includes textual details 502
of the patient and a number of memory tags 504
, shown as hidden detail. A number of rogue tags 506
are also present. The full medical history of the patient named on the card is stored on the memory tag 504 d,
written to it by the write device in the printer that prints the card. Each of the tags 504 a
have a challenge and response field containing appropriate values (no value if appropriate) stored in their memory as shown in table 1.
|TABLE 1 |
|Tag number ||Challenge ||Response |
|504a ||1234 ||2345 |
|504b ||2345 ||3456 |
|504c ||3456 ||4567 |
|504d ||4567 |
Moreover, each of the rogue memory tags 506 a, b
has a random response field that is output whenever a reader is brought close enough to it to power it up, examples of which are shown in Table 2.
| ||TABLE 2 |
| || |
| || |
| ||Tag number ||Random Response |
| || |
| ||506a ||5251 |
| ||506b ||3352 |
| || |
All of this information is written to the tags as described previously. The challenge field in each tag sets forth the correct access code for that tag. Only if this code is received from the reader will the correct access code for the next tag in the sequence (stored in the response field) be output. The sequence in which the reader must interact with the tags to gain access to the medical records is dictated by these codes, and in this example is 504 a, 504 b, 504 c and 504 d, as will be appreciated.
In order to access the medical information stored on tag 504 d the user brings a reader into close proximity with the first tag 504 a which is thus powered up. The user enters the code “1234” into the reader, which is passed on to the first tag 504 a. The first tag compares this challenge with the data in its challenge field. If it matches, the code “2345” is output to the reader. If not, an erroneous or random code is output. In this example, the code matches, so the user then moves the reader proximate to tag 504 b where the code “2345” is provided to it by the reader 102 and the tag outputs “3456”. This procedure is repeated at tag 504 c (input 3456, output 4567) and when the reader is moved proximate to tag 504 d the code 4567 is input and the patient's medical history is output.

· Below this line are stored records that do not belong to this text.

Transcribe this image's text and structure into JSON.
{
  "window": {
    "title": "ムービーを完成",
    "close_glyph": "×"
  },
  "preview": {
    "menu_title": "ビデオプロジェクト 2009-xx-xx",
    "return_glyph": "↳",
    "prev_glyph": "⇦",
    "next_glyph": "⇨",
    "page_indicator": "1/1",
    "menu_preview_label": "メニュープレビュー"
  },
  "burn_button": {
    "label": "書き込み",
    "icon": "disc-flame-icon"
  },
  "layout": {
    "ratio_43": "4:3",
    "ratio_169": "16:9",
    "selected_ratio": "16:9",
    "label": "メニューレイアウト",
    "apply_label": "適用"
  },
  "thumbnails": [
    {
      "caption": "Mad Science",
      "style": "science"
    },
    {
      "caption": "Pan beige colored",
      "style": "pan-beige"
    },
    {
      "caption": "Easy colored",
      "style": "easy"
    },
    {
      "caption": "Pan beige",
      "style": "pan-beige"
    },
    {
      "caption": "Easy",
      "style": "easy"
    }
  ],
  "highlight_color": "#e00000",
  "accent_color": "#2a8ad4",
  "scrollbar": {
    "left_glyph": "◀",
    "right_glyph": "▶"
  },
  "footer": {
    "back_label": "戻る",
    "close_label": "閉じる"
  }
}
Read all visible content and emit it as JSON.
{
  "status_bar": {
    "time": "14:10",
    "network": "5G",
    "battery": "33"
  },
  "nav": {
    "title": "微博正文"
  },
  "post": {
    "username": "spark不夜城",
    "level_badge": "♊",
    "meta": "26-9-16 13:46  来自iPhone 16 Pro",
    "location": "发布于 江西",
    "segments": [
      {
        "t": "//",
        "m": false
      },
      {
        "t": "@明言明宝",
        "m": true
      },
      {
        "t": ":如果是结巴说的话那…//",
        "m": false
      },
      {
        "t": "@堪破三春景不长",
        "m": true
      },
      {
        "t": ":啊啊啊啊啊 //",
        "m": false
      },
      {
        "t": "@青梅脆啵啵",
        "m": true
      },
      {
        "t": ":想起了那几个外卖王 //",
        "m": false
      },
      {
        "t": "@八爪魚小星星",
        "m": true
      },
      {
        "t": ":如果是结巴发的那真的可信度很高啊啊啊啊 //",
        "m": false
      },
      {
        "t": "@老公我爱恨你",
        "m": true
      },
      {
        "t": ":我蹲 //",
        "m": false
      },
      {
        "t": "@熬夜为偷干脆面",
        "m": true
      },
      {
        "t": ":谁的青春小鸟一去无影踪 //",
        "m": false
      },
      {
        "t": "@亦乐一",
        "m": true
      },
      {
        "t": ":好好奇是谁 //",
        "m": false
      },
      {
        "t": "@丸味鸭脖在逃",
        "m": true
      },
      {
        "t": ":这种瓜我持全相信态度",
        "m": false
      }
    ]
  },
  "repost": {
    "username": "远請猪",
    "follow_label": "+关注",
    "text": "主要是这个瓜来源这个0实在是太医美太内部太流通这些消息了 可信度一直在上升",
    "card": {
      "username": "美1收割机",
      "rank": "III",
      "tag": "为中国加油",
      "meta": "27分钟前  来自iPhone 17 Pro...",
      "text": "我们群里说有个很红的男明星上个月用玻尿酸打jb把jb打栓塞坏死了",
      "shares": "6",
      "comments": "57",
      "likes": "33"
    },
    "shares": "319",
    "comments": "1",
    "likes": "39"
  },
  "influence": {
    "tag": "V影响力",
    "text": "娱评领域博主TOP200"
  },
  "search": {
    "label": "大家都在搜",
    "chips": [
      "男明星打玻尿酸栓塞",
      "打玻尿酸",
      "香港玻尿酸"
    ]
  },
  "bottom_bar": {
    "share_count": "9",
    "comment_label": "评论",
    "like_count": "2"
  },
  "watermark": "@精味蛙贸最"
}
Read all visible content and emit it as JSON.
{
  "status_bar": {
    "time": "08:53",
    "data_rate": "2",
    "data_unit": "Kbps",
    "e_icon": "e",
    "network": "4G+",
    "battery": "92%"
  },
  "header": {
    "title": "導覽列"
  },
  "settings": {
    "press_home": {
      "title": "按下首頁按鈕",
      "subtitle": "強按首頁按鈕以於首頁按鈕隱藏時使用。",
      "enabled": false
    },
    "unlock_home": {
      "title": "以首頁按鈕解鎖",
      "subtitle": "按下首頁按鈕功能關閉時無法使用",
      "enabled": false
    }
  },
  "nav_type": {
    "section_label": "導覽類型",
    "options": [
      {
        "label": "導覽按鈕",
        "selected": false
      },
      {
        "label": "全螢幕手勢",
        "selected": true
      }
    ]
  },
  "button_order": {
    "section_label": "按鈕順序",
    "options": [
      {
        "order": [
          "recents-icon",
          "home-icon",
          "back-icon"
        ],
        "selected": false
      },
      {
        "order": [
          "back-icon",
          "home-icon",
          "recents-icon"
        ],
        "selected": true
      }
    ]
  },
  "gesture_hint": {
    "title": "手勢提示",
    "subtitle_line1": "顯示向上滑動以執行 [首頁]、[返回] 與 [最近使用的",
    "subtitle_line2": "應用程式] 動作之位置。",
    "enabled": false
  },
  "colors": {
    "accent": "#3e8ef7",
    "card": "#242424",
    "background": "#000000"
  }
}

Only if this sequence is followed will the correct access codes be provided to all tags in the sequence and thus access to the patient's medical history data on the final tag be granted. The user must therefore know the sequence and position of the tags on the record card to enable access, in addition to the access code for the first tag in the sequence.
Similarly, the user must avoid the rogue tags. If the reader is brought proximate to, for example, tag 506 b, whilst moving between tags 504 c and d, the reader will receive the code “3352” which will be supplied to tag 504 d. Tag 504 d will then output a random number rather than the patient's medical history.
As will be appreciated, using the present invention, confidential electronic data annotated to a physical object may be secured such that it is not accessible to unauthorised personnel. This enables it to be moved between locations with peace of mind and also allows for the objects to be housed in less secure conditions, both of which are obvious advantages.
It will of course be understood that the present invention has been described above by way of example only, and that modifications of detail can be made within the scope of the invention. In particular, print medium includes any form of media to which printing may be carried out, such as paper, card stock, acetate sheets, etc. Moreover, although RFID memory tags have been discussed, any form of memory tag or equivalent device which may be positioned accurately in a pattern on an object, and which may be read from in that location, but only by a reader in close proximity, may be utilised.